On our first trip to Meghalaya, five years ago, we did not come down towards Mawlynnong (maw=stone, lynnong=scattered, in Khasi) and Dawki on the Bangladesh border. When you start planning a trip to this state, you cannot miss mention of Mawlynnong, supposedly the cleanest village in Asia. This time round The Family and I considered staying in a home-stay in this village and exploring nearby Dawki and the Umngot river as well as Pynursia and its spectacular living root bridges from this base. That did not happen, but we came here with the clan for lunch.
Walking through the village is a pleasure. I wouldn’t know how to judge a cleanest village contest, but this is undoubtedly clean. There are dustbins made of woven cane (featured photo) every so often, and there is no plastic visible at the edges of paths. The place looks and smells clean. The large number of tourists included mothers scolding their children for dirtying the place, and telling them to pick up things and put them in dustbins. I hope these are lessons which are carried back to the rest of India. Even Shillong, only about 80 Kms away, would gain from it. I suppose tourism has its problems, but the number of home-stays in this village is so large, that I think they can’t do without it.
The church did not look like it played a major social role in the life of the village. Perhaps that is because it is less than a year old. The snowy tree was made from cotton wool, and also the cotton wool “snowman” next to it. I wonder how it is that a religion which started in West Asia and grew for a few hundred years in south-east Europe is now so firmly north European that even when it is exported to a tropical rain forest it brings symbols of snow along with its major festival. In any case, it is being localized again, as you can see by the fact that this cottonman’s eyes are made of mosquito coils.

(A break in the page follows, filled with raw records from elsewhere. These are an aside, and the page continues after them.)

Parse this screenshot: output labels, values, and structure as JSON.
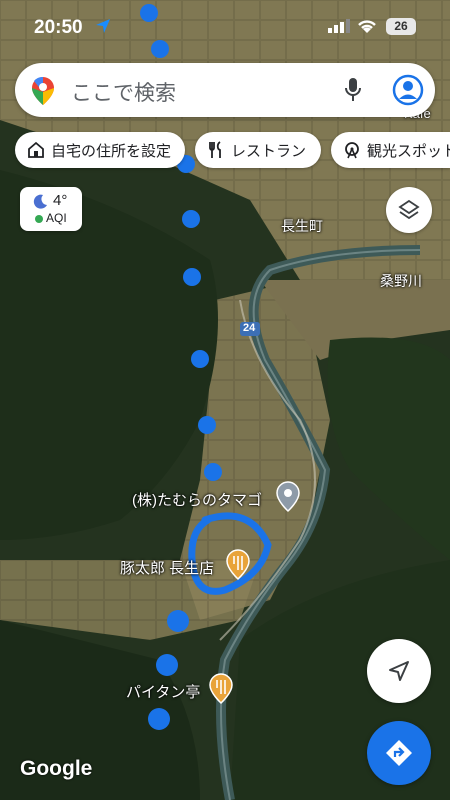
{
  "status": {
    "time": "20:50",
    "battery": "26"
  },
  "search": {
    "placeholder": "ここで検索"
  },
  "chips": [
    {
      "label": "自宅の住所を設定",
      "icon": "home-icon"
    },
    {
      "label": "レストラン",
      "icon": "restaurant-icon"
    },
    {
      "label": "観光スポット",
      "icon": "attraction-icon"
    }
  ],
  "weather": {
    "temp": "4°",
    "aqi_label": "AQI"
  },
  "map_labels": {
    "town": "長生町",
    "river": "桑野川",
    "route": "24",
    "cafe": "Kafe",
    "poi_1": "(株)たむらのタマゴ",
    "poi_2": "豚太郎 長生店",
    "poi_3": "パイタン亭"
  },
  "branding": {
    "logo": "Google"
  },
  "colors": {
    "accent": "#1a73e8",
    "route_dots": "#1a73e8",
    "poi_food": "#e8a33a"
  }
}
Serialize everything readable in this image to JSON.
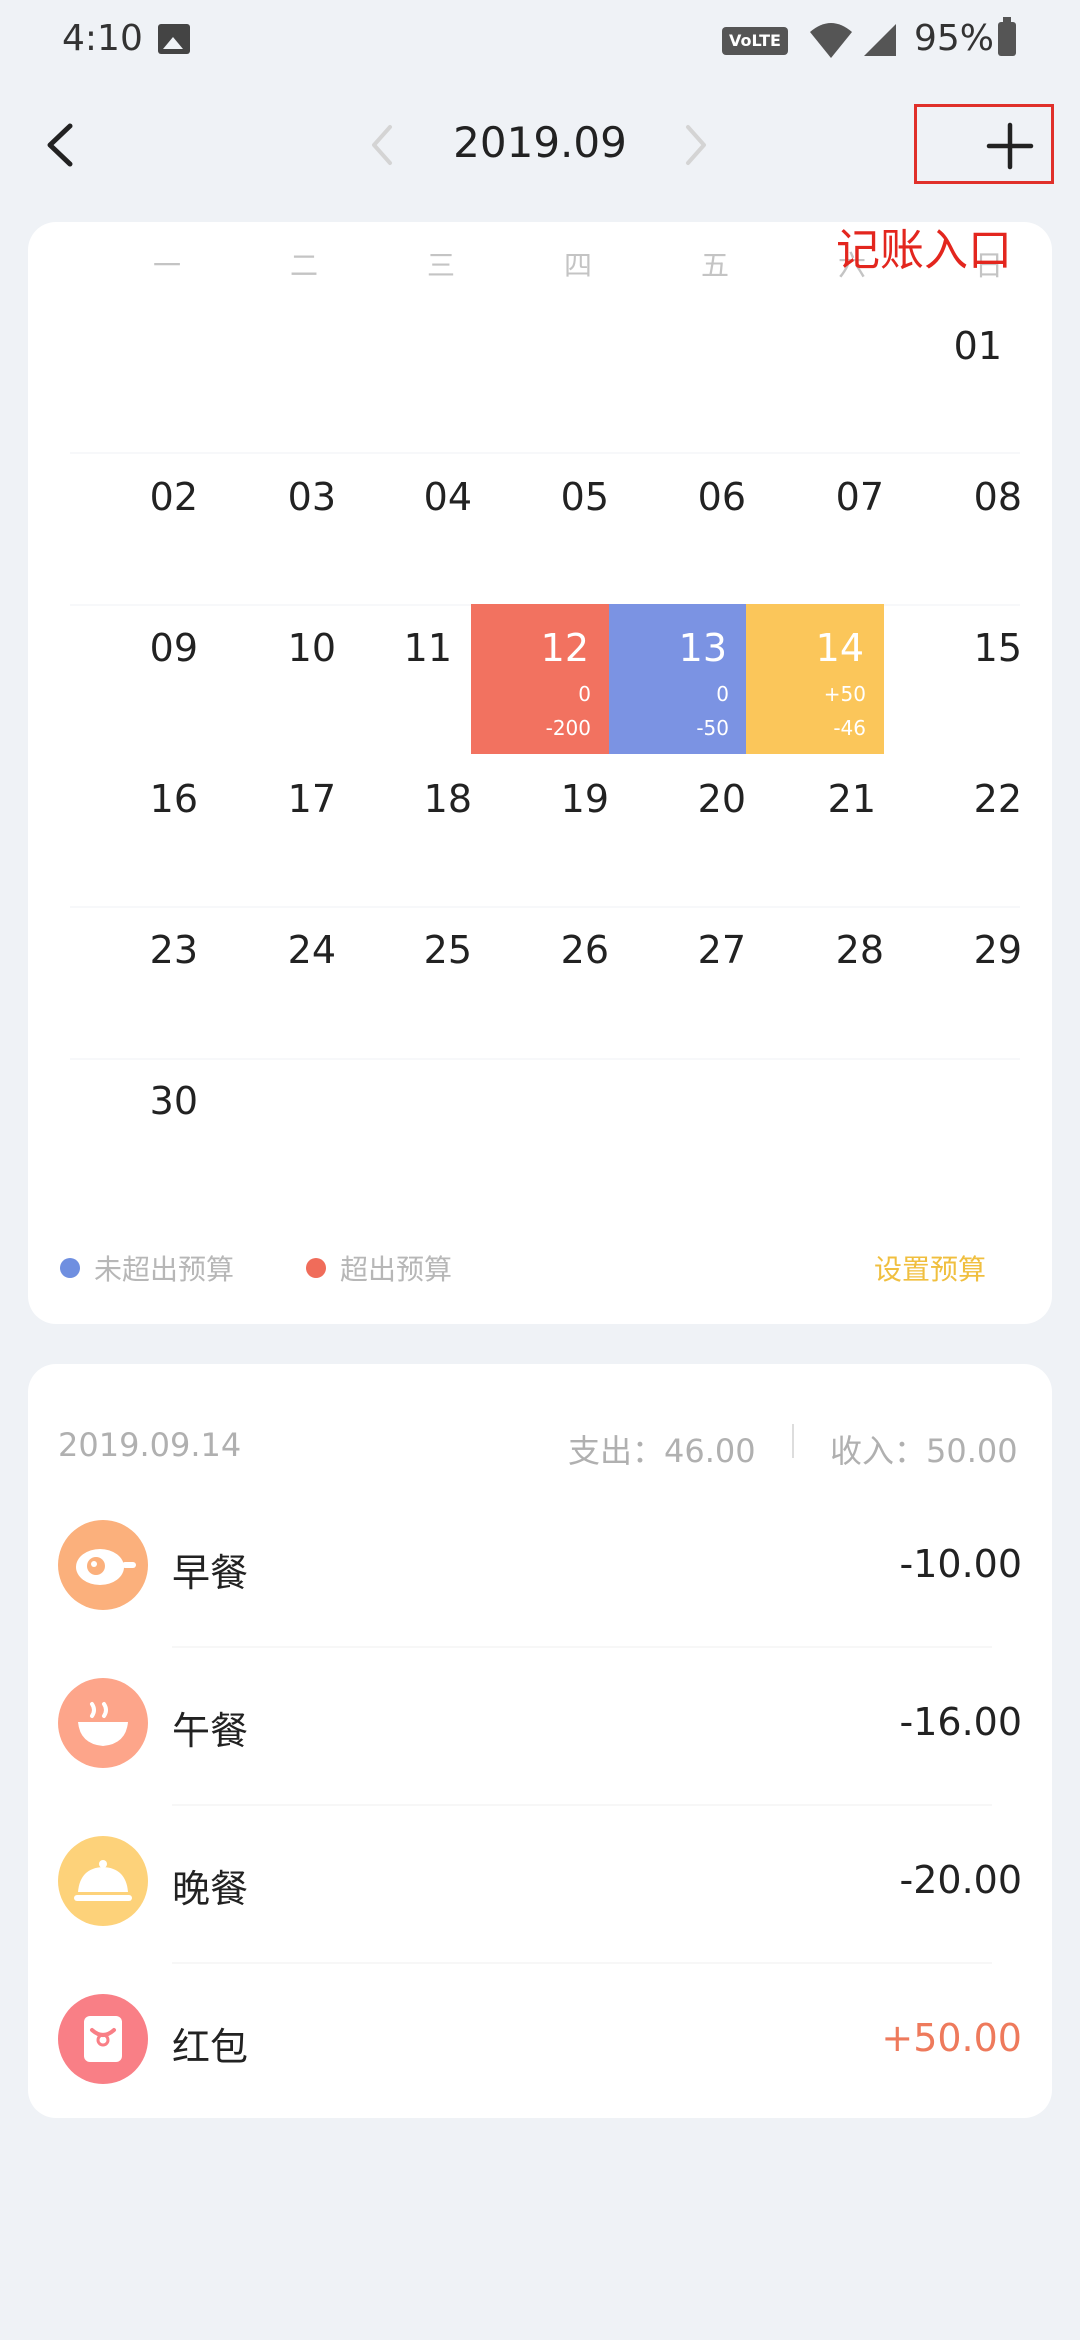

Some of the clan saw this tree house or watch tower and decided to climb it. Everything is a little slow because of queues of tourists, but when The Family eventually came down again she had a marvelous photo looking southwards. In the photo you can faintly see the plains of Bangladesh over the line of trees, with the glint of rivers seen through the blue haze. We were perhaps 10 kilometers from the border.